A cursory glance at the many web hosting services we've listed here reveals many similar-looking offerings, but the discerning eye will identify some subtle differences. You'll want a dedicated server with significant amounts of disk space—preferably 1TB or more—for storing files. You can typically choose either a traditional hard drive or a solid-state drive as your website's storage medium. There's a trade-off, however. Solid-state drives are often faster and more reliable than HDDs, but they cost more money and have smaller storage capacities. Traditional hard drives, on the other hand, have large capacities and lower prices but aren't quite as resilient as their SSD counterparts. Unless you truly need blazingly fast storage, a traditional hard drive will get the job done.
Dedicated servers sound pretty great, right? They are. That said, you should be aware of their relatively high prices. Setting up shop on a dedicated server will likely cost you more than $100 per month; shared servers, on the other hand, are far less expensive. The cheapest web hosting services will lease you space on the web for well under $10 per month. In addition, you'll need to handle firewalls and maintenance yourself unless you opt for a managed server, which costs even more.
If you register a domain with Bluehost when signing up for a hosting account, there is a domain fee that is non-refundable. This not only covers our costs, but ensures that you won't lose your domain name. Regardless of the status of your hosting service, you'll be free to manage it, transfer it after any required lock periods, or simply point it elsewhere at your convenience. You retain ownership of your domain until the end of its registration period unless you elect to extend it.
Many dedicated server providers include a service level agreement based on network up-time. Some dedicated server hosting providers offer a 100% up-time guarantee on their network. By securing multiple vendors for connectivity and using redundant hardware, providers are able to guarantee higher up-times; usually between 99-100% up-time if they are a higher quality provider. One aspect of higher quality providers is they are most likely to be multi-homed across multiple quality up-link providers, which in turn, provides significant redundancy in the event one goes down in addition to potentially improved routes to destinations.

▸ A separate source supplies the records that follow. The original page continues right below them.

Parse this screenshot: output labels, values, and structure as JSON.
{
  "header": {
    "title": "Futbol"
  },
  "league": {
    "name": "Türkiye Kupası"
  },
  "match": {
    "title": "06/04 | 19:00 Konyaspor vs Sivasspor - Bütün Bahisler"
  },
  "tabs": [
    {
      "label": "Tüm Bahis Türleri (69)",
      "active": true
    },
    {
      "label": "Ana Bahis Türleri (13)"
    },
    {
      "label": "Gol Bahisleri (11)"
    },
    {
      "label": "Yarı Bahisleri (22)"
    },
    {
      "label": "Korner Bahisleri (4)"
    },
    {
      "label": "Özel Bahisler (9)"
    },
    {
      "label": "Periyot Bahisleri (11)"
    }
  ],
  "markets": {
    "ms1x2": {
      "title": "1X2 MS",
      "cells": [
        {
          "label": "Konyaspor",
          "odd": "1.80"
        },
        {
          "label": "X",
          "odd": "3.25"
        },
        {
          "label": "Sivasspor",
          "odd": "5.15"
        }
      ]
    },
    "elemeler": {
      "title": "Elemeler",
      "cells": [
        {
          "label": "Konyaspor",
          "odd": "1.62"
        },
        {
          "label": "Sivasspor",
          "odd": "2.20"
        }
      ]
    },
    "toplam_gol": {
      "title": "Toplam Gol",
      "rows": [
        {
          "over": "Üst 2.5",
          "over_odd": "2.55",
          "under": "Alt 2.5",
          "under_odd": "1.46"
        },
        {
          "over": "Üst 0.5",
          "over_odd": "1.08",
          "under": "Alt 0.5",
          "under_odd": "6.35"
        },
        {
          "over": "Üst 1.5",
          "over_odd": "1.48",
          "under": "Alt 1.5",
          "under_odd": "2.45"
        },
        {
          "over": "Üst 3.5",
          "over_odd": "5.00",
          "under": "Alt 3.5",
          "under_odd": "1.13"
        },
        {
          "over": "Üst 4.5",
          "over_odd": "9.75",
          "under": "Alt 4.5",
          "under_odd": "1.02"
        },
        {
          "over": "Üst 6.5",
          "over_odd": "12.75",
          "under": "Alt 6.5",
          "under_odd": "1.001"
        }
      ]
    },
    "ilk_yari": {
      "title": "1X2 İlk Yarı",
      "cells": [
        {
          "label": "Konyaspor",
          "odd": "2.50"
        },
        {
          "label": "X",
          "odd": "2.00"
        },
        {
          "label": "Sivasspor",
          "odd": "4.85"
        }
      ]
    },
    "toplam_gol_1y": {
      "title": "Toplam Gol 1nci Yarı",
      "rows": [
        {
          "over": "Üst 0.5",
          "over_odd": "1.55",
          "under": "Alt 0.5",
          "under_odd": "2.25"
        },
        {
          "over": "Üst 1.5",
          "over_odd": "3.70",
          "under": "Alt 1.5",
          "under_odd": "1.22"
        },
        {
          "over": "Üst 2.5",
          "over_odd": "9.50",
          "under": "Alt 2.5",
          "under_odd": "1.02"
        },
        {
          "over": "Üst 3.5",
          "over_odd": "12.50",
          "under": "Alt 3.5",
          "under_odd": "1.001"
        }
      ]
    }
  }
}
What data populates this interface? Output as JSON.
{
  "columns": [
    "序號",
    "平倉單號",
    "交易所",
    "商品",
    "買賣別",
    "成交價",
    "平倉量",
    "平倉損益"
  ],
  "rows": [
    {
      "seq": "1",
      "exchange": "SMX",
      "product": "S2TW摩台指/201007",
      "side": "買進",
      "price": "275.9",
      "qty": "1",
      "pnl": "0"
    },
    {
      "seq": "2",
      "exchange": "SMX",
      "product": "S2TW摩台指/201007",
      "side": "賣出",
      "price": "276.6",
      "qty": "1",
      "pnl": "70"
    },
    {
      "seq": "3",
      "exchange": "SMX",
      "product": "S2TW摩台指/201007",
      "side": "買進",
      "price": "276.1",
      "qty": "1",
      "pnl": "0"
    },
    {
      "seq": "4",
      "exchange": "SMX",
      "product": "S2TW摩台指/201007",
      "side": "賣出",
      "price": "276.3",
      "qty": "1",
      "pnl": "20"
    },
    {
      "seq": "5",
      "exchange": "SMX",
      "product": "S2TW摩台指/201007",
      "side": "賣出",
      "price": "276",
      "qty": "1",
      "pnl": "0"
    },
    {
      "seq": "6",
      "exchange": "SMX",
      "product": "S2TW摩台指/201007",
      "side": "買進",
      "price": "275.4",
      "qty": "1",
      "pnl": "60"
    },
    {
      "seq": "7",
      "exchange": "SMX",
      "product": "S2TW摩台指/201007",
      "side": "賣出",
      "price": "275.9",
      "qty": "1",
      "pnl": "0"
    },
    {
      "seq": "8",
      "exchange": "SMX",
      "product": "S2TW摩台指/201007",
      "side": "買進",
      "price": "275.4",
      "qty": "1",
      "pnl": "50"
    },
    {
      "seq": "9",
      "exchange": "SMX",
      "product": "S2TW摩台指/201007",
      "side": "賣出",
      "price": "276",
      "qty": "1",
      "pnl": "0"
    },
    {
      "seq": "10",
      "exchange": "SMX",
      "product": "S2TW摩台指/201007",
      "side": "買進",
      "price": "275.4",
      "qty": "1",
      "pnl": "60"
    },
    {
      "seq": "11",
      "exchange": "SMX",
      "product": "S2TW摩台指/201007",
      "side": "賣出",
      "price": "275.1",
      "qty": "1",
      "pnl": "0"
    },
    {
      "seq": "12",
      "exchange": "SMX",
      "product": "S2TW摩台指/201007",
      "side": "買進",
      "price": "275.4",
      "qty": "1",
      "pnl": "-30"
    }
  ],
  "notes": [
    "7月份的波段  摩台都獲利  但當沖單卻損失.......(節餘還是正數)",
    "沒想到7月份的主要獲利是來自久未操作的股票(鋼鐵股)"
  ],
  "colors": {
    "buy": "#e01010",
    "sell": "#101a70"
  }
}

The preinstalled mail server by IONOS is usually enough for beginners and private users to get started immediately. Anyone needing more options can install open source software like PostFix to set up their own mail server. They will need a Linux operating system and root permissions for the server. But that’s no problem, as the IONOS VPS runs on both Windows and Linux operating systems and allows the necessary root access.
The answer to this question largely depends on two factors. Are you new to server technology and not very interested? In this case, Windows is the easiest option to get where you want to go. Do you already have experience with Linux or would you like to familiarize yourself with this operating system? If so, Linux gives you more freedoms to configure your server, and you will be using an operating system that is less vulnerable to attacks from the Internet. Linux is also open source and therefore free.